(Records from a data collection)
= Beginning of Section =
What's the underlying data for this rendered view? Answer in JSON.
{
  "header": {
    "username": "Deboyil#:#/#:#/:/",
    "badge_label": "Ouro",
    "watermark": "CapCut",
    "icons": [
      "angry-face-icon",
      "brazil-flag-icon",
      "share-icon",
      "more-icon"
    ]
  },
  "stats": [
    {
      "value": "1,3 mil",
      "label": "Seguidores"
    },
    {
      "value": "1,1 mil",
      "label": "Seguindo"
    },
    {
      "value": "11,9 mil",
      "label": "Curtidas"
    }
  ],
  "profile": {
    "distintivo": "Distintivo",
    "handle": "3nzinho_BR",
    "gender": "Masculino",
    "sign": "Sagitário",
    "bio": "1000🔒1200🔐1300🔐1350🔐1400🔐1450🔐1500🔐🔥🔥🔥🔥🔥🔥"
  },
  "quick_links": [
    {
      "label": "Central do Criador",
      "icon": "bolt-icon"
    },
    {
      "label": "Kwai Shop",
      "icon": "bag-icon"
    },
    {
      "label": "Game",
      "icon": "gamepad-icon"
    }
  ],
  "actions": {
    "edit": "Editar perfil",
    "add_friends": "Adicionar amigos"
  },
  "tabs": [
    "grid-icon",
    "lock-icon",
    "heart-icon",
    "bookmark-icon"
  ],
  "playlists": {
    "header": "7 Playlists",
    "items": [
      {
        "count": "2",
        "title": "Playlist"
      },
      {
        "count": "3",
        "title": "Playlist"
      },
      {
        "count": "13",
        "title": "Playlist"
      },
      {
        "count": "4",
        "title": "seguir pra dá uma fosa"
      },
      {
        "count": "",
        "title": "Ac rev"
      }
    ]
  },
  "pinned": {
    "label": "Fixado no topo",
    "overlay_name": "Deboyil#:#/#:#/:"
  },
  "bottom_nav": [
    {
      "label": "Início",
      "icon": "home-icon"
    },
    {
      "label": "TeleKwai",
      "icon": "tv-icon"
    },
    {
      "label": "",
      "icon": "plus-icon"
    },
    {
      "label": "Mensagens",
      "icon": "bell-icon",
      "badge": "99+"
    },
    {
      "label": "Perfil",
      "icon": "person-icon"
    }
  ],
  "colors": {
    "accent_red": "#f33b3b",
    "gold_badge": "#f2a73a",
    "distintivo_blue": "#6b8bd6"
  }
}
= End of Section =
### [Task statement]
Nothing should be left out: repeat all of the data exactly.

### [Reply to the task]
What's the underlying data for this rendered view? Answer in JSON.
{
  "header": {
    "username": "Deboyil#:#/#:#/:/",
    "badge_label": "Ouro",
    "watermark": "CapCut",
    "icons": [
      "angry-face-icon",
      "brazil-flag-icon",
      "share-icon",
      "more-icon"
    ]
  },
  "stats": [
    {
      "value": "1,3 mil",
      "label": "Seguidores"
    },
    {
      "value": "1,1 mil",
      "label": "Seguindo"
    },
    {
      "value": "11,9 mil",
      "label": "Curtidas"
    }
  ],
  "profile": {
    "distintivo": "Distintivo",
    "handle": "3nzinho_BR",
    "gender": "Masculino",
    "sign": "Sagitário",
    "bio": "1000🔒1200🔐1300🔐1350🔐1400🔐1450🔐1500🔐🔥🔥🔥🔥🔥🔥"
  },
  "quick_links": [
    {
      "label": "Central do Criador",
      "icon": "bolt-icon"
    },
    {
      "label": "Kwai Shop",
      "icon": "bag-icon"
    },
    {
      "label": "Game",
      "icon": "gamepad-icon"
    }
  ],
  "actions": {
    "edit": "Editar perfil",
    "add_friends": "Adicionar amigos"
  },
  "tabs": [
    "grid-icon",
    "lock-icon",
    "heart-icon",
    "bookmark-icon"
  ],
  "playlists": {
    "header": "7 Playlists",
    "items": [
      {
        "count": "2",
        "title": "Playlist"
      },
      {
        "count": "3",
        "title": "Playlist"
      },
      {
        "count": "13",
        "title": "Playlist"
      },
      {
        "count": "4",
        "title": "seguir pra dá uma fosa"
      },
      {
        "count": "",
        "title": "Ac rev"
      }
    ]
  },
  "pinned": {
    "label": "Fixado no topo",
    "overlay_name": "Deboyil#:#/#:#/:"
  },
  "bottom_nav": [
    {
      "label": "Início",
      "icon": "home-icon"
    },
    {
      "label": "TeleKwai",
      "icon": "tv-icon"
    },
    {
      "label": "",
      "icon": "plus-icon"
    },
    {
      "label": "Mensagens",
      "icon": "bell-icon",
      "badge": "99+"
    },
    {
      "label": "Perfil",
      "icon": "person-icon"
    }
  ],
  "colors": {
    "accent_red": "#f33b3b",
    "gold_badge": "#f2a73a",
    "distintivo_blue": "#6b8bd6"
  }
}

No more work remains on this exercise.